Updated: Nov 9, 2020
Artworks have often been made to convey vital messages and encourage people to think and take actions when necessary. We relies only on word of mouth or on visual symbols to convey senses and to learn about things before humanity learned to read. Art is thus used in numerous contexts to express various different messages. Artworks continue to communicate to individuals, but to a potentially larger mix of various audiences, it does so in a diverse way.
In the Grenada Pavilion in Venice, Taylor, best known for his underwater museums and sculpture parks that double as artificial reefs, displayed a coral bleaching sculpture, alongside photos and videos of other submerged pieces. In his artist's statement, he describes how they are "made using pH-neutral materials to instigate natural growth, to establish [sea life] new ecosystems and to attract visitors away from fragile natural marine areas.
His sculptures are of people, many of whom are captured in visible, everyday circumstances (children in a playground; businessmen going to work). "Both of these represent the daily actions of humans, living above the waves, often unaware of the environmental impact either of their actions can have," Taylor says. As the sculptures evolve into homes for living beings, the appearance of the art shifts, reflecting the constantly changing circumstances of the world.
Many of us today seem to be more interested in our own physical appearance than the beautiful world around us. A well-known artist, Fredericks in one of his works display in London’s Hamilton’s Gallery, brings attention to humanity's disease of narcissism by taking our most precious asset, a mirror, and using it to represent nature instead. "The mirror can be seen, individually and collectively, as an emblematic of our fascination with ourselves," the artist explains. The mirror is placed to draw our gaze out and away from ourselves, into the world, instead of reflecting our own 'surface' image, driving us towards an emotional engagement with light, color, and space.
Guru Krishnan, an artist who created an innovative art piece called Mural, was interviewed. He said that the mural demonstrated how the novel coronavirus had an effect on the world's people. The visual representation of the virus itself and planet earth are the two components of the piece. Through the artwork, I decided to represent how fears of the virus had engulfed the entire world,' said Mr. Krishnan.

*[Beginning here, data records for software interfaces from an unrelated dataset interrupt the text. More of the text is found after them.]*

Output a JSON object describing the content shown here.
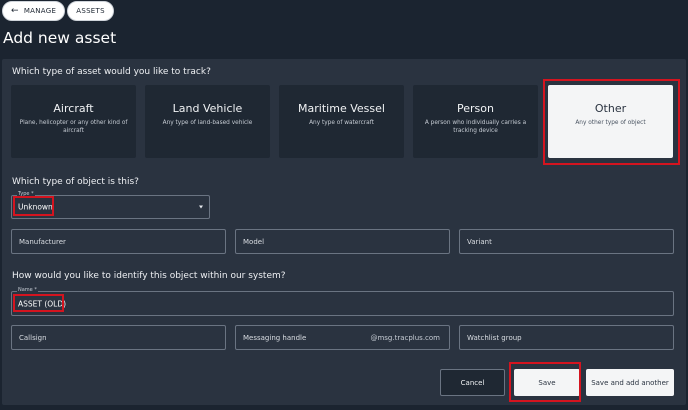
{
  "breadcrumb": {
    "manage": "MANAGE",
    "assets": "ASSETS"
  },
  "page_title": "Add new asset",
  "section_type": {
    "question": "Which type of asset would you like to track?",
    "cards": [
      {
        "title": "Aircraft",
        "desc": "Plane, helicopter or any other kind of aircraft",
        "selected": false
      },
      {
        "title": "Land Vehicle",
        "desc": "Any type of land-based vehicle",
        "selected": false
      },
      {
        "title": "Maritime Vessel",
        "desc": "Any type of watercraft",
        "selected": false
      },
      {
        "title": "Person",
        "desc": "A person who individually carries a tracking device",
        "selected": false
      },
      {
        "title": "Other",
        "desc": "Any other type of object",
        "selected": true
      }
    ]
  },
  "section_object": {
    "question": "Which type of object is this?",
    "type_label": "Type *",
    "type_value": "Unknown",
    "manufacturer": "Manufacturer",
    "model": "Model",
    "variant": "Variant"
  },
  "section_identify": {
    "question": "How would you like to identify this object within our system?",
    "name_label": "Name *",
    "name_value": "ASSET (OLD)",
    "callsign": "Callsign",
    "messaging_handle": "Messaging handle",
    "messaging_suffix": "@msg.tracplus.com",
    "watchlist": "Watchlist group"
  },
  "actions": {
    "cancel": "Cancel",
    "save": "Save",
    "save_and_add": "Save and add another"
  },
  "colors": {
    "background": "#1b2430",
    "panel": "#2a3340",
    "card": "#1f2833",
    "highlight": "#d4141f"
  }
}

In the midst of the ongoing pandemic, an artist in Bengaluru, Karnataka, has come up with his own way of raising awareness of coronavirus and the need to take precautions, painting images on the streets of the city. Baadal Nanjundaswam, the artist, said he made the paintings to raise awareness of COVID-19 and has had a good response to date.
"This was my contribution to society. With so many limitations, it was hard to come out and paint," he said. The artist, who drew images on the walls and roads face masks, social distancing, and hand sanitization, added: "I saw that people did not obey the rules, and so I wanted to educate them through my art. Now, as people connect to it, visuals are relevant."

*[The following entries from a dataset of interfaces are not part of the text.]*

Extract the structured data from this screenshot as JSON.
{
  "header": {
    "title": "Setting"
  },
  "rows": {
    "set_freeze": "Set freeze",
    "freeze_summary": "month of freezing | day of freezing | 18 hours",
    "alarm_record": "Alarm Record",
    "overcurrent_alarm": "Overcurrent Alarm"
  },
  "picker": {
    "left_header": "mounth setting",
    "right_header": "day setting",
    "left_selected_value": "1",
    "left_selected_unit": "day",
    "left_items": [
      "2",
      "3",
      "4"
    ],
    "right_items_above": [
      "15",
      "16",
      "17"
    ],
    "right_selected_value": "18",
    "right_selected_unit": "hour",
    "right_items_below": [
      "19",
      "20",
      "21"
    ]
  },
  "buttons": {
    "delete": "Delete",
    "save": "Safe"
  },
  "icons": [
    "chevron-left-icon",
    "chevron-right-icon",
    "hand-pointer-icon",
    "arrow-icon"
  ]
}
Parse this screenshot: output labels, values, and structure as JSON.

With the pandemic taking away our loved ones and posing threats to our way of living, it’s at this time that we need more awareness through artworks. In response to this, Joe Average, fashion and art brands situated in Vancouver in Canada have gone into producing quality face mask with artic message to create awareness. Joe Average masks carry artic messages to create awareness of how COVID 19 is damaging the world and how we can stay safe. Also, it’s good to know that every face mask purchased from Joe Average is a contribution to the betterment of our communities. How? $1 from every mask sold goes to the BC Children’s Hospital to save lives. So it’s not just about art and awareness, but even something greater; giving back to the community.